On a rainy Saturday morning, over 20 volunteers from FedEx joined Museum Volunteers for the Environment (MUVE) for a very wet coastal restoration day. Despite the downpour on May 19, volunteers of all ages helped plant around 400 plants at a restoration site on Virginia Key.
This site, which has been nicknamed “The Gap,” has been undergoing restoration since the end of last year. Located in Virginia Key North Point, the gap was a former access path covered in residual invasive vegetation and debris. With the help of the City of Miami and Miami-Dade County, invasive species (such as scaevola and Australian pine) were removed from the area before it was flattened for optimal planting. Once cleared, volunteers were needed to quickly stop invasive plants from coming back.
We identified an area at the top of the dune that was suitable for native plant species to thrive—such as beach creeper, coco plum and saw palmetto—and help the dune from eroding during heavy summer rains. Enter: our FedEx volunteers. This hardworking group dug into the sand and tough rocky terrain to plant over 125 of these plants in record time.

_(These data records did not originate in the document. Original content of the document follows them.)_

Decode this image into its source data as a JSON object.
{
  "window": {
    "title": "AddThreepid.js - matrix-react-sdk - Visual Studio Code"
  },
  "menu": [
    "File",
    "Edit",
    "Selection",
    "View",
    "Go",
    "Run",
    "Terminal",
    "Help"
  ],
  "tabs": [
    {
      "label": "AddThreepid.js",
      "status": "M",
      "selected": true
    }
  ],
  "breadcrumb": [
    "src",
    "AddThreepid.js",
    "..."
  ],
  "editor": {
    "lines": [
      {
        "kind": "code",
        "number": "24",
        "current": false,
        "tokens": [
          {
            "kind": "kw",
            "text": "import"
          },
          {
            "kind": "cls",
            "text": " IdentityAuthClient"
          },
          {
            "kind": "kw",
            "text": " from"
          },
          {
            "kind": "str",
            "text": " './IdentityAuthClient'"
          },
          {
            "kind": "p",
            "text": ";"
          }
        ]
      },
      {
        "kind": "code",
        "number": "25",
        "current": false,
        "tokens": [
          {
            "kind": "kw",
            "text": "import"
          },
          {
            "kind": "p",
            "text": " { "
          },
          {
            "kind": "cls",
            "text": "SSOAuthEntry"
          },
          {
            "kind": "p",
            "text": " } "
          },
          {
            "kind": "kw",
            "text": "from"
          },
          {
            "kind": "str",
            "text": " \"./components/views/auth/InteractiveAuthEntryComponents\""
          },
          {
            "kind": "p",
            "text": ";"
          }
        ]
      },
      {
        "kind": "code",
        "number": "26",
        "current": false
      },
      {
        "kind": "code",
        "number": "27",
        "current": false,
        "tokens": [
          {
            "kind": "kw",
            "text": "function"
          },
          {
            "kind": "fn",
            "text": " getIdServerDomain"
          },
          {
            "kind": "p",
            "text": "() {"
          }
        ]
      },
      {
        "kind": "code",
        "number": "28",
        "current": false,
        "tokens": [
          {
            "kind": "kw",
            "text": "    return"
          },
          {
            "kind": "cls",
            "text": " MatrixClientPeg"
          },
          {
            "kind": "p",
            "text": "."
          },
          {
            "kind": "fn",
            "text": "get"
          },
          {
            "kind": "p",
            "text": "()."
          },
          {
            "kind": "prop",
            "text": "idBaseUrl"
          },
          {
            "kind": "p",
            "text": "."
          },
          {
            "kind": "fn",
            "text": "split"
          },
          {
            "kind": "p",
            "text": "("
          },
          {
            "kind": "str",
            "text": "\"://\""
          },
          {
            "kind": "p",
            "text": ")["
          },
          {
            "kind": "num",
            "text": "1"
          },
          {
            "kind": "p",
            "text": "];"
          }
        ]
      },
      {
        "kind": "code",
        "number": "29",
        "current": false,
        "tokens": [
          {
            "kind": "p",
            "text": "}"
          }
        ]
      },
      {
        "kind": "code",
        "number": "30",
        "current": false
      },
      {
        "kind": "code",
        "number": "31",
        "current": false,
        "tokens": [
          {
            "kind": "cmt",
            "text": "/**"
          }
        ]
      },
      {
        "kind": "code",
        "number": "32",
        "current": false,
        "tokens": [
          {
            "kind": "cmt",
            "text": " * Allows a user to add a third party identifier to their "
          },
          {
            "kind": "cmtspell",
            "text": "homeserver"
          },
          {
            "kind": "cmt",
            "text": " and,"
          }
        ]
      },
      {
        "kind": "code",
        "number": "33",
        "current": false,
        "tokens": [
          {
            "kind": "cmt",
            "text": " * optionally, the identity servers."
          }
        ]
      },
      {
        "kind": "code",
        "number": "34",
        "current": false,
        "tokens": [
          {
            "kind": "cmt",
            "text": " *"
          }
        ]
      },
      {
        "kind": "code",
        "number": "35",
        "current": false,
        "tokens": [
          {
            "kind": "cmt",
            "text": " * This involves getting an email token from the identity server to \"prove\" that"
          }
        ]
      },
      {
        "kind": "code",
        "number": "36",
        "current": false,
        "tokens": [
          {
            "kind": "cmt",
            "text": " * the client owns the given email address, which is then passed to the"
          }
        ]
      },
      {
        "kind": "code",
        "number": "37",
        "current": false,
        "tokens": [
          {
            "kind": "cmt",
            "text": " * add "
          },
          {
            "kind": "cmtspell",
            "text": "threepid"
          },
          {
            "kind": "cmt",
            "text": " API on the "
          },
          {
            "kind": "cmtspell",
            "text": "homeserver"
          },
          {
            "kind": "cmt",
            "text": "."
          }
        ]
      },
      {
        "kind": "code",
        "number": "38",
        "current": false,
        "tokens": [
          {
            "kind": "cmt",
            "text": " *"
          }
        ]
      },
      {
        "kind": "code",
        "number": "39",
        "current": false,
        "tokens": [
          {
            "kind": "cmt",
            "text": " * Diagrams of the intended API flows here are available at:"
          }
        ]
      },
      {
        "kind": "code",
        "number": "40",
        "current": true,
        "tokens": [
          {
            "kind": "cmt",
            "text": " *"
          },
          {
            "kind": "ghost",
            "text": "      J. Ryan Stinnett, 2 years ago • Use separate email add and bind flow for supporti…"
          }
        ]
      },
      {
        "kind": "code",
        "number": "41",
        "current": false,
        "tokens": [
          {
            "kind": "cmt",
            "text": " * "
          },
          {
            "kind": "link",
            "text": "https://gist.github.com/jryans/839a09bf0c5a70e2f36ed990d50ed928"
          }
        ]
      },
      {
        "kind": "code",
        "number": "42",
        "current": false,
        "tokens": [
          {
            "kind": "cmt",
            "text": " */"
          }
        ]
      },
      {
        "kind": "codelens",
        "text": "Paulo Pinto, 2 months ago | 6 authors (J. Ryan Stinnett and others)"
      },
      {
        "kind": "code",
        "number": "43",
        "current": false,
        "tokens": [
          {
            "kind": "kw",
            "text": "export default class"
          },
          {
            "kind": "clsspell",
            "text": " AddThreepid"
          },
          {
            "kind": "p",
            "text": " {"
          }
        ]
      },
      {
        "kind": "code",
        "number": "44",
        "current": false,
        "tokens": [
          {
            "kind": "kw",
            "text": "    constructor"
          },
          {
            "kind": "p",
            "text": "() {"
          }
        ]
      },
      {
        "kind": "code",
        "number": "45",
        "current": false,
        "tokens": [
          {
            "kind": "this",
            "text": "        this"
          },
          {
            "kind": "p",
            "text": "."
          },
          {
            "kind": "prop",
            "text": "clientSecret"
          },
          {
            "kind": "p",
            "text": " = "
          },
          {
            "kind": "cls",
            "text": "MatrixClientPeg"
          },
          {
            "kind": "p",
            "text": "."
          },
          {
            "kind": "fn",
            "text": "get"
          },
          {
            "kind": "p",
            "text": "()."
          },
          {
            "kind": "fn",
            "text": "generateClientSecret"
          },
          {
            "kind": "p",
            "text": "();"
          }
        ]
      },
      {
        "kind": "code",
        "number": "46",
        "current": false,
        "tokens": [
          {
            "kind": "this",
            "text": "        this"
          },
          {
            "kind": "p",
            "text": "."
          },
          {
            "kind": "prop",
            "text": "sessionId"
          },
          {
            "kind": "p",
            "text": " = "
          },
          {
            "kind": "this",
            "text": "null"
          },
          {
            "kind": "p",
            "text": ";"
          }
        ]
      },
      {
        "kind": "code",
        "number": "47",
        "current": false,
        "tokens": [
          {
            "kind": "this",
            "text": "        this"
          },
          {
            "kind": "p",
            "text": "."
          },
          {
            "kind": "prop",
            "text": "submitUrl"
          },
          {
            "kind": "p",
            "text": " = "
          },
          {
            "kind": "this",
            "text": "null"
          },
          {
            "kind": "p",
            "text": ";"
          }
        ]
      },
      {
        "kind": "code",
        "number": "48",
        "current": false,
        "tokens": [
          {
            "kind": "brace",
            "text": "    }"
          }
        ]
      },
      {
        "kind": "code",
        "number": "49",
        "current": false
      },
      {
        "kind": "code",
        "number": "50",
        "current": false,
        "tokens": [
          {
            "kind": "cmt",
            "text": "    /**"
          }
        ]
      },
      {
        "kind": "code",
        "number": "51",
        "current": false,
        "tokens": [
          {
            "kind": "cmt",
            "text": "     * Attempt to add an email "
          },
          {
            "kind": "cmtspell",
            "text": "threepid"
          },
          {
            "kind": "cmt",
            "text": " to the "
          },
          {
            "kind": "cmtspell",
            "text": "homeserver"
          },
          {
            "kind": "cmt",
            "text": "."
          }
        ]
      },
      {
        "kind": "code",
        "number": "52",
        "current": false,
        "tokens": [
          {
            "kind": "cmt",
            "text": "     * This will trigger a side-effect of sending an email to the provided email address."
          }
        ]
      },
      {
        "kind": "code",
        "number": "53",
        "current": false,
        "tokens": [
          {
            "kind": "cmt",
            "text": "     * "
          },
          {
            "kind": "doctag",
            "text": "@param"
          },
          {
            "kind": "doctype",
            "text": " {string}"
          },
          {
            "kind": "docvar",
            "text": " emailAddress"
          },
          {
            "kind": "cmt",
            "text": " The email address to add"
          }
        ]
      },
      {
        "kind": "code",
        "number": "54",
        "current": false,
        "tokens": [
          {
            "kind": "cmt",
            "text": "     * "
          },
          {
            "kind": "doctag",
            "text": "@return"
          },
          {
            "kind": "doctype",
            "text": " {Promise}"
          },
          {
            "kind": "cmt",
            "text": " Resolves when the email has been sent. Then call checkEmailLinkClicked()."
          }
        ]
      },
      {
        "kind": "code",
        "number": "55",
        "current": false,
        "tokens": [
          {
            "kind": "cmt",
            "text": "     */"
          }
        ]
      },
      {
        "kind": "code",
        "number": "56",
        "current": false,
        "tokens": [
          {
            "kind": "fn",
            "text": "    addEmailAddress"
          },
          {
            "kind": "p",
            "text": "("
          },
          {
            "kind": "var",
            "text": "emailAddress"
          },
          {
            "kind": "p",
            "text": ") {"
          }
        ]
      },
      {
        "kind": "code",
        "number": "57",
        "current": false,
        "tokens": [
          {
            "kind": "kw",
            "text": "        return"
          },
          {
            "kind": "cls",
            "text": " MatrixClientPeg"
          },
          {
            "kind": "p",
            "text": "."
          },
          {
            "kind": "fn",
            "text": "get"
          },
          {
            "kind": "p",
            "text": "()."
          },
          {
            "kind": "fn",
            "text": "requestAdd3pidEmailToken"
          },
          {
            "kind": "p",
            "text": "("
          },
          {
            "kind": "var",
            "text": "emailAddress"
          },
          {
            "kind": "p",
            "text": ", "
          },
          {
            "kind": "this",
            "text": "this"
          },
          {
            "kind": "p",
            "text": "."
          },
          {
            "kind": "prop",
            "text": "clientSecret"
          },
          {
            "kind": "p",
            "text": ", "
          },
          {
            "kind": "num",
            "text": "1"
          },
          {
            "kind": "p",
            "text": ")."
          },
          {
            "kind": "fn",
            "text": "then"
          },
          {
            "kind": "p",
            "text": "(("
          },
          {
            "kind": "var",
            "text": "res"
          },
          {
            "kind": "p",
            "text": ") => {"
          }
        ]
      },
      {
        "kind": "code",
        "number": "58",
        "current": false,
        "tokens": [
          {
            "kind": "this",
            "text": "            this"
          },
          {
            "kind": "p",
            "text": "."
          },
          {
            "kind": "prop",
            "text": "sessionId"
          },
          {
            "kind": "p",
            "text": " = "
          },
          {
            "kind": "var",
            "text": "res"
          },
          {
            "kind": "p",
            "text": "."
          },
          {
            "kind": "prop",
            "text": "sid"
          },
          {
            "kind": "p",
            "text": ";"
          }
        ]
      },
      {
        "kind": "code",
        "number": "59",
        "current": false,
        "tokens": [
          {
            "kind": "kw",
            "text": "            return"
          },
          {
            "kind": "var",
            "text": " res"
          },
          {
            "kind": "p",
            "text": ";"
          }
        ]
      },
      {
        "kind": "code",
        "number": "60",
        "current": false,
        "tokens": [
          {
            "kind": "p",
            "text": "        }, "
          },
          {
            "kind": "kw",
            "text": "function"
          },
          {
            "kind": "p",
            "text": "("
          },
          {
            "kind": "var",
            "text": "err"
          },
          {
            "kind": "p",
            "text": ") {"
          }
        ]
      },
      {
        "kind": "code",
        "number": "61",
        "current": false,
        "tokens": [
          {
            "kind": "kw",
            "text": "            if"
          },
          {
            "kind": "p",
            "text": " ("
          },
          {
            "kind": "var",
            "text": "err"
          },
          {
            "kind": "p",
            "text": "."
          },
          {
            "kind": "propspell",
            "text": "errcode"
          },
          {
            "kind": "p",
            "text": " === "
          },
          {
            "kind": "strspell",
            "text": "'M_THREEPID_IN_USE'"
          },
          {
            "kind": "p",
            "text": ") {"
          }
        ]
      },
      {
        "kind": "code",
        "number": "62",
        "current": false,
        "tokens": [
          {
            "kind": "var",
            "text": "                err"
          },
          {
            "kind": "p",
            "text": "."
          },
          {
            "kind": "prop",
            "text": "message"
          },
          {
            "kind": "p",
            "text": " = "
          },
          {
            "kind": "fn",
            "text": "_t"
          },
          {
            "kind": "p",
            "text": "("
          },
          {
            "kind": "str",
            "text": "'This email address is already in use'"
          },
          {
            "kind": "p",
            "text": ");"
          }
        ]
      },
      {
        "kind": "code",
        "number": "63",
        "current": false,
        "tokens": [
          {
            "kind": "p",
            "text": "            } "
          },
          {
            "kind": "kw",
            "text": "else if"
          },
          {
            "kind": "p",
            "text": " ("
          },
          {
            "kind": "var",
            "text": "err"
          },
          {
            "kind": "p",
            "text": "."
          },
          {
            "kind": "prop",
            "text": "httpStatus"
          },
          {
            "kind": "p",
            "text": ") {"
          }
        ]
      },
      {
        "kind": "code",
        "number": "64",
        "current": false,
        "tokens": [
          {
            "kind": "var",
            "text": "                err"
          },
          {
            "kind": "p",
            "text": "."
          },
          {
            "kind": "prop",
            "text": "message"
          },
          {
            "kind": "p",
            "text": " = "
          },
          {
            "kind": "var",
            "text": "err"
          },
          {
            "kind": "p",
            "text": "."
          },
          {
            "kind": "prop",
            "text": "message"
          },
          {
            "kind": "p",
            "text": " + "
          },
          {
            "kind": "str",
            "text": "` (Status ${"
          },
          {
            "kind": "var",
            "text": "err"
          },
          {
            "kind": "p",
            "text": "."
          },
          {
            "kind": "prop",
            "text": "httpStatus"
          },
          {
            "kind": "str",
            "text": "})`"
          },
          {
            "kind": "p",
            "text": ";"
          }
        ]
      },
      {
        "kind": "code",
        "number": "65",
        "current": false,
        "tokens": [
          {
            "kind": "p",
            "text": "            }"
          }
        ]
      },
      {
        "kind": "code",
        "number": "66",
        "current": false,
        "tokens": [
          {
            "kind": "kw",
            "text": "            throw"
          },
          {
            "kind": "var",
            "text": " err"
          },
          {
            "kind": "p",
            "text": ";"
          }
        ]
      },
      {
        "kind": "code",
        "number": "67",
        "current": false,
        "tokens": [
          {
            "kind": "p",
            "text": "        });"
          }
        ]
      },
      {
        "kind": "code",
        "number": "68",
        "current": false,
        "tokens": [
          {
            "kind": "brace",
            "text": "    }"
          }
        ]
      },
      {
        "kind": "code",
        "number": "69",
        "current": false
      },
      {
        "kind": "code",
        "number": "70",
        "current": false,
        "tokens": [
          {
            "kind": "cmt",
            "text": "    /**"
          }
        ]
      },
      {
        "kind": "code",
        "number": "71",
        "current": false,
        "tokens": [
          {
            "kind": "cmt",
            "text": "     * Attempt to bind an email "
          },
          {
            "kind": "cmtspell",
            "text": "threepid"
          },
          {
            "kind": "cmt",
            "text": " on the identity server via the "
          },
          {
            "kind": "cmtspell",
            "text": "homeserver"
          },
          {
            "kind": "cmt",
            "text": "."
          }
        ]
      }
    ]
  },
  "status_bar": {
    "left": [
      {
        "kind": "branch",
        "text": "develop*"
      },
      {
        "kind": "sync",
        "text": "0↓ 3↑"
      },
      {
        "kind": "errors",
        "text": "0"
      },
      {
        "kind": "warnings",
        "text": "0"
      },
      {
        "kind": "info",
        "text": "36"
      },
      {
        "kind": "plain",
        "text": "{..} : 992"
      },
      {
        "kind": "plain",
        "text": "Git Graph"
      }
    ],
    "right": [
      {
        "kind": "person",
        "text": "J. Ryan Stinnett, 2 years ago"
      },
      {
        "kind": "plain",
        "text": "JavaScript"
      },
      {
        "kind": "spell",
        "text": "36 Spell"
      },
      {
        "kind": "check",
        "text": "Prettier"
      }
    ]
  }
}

Next, FedEx volunteers moved down the dune to plant sea oats. This native species helps create living shorelines by stabilizing sandy areas through their deep roots. In order to plant the sea oats successfully, volunteers first removed the invading ragweed plants that were covering the sand. In its place, volunteers placed sea oat plugs which will quickly grow and out compete the ragweed. Even when it began to rain, volunteers were determined to continue establishing the plants into the dune and planted over 250 sea oats.
Another group of helpers noticed a large amount of debris littering the coastline. Using the marine debris tracker app, FedEx volunteers became citizen scientists by removing and recording the types of debris they found while cleaning the beach. This beach is an active sea turtle nesting area. By removing debris, not only does the beach become more visually appealing, we create less obstacles for these and other protected animals to move around and thrive.
Since 2011, FedEx and the Frost Science have been working together to restore subtropical forests in South Florida through the FedEx Cares program with National Fish and Wildlife Foundation. These volunteers are helping to improve our public lands by making them more wildlife friendly and bringing them closer to their native characteristics—which naturally helps protect South Florida during storms. Since Virginia Key North Point has been a restoration project, there has been a decrease in erosion and an increase in native animals such as water fowl and American crocodiles. We are now witnessing one of Miami’s most historical beaches become an inviting environment for both people and nature.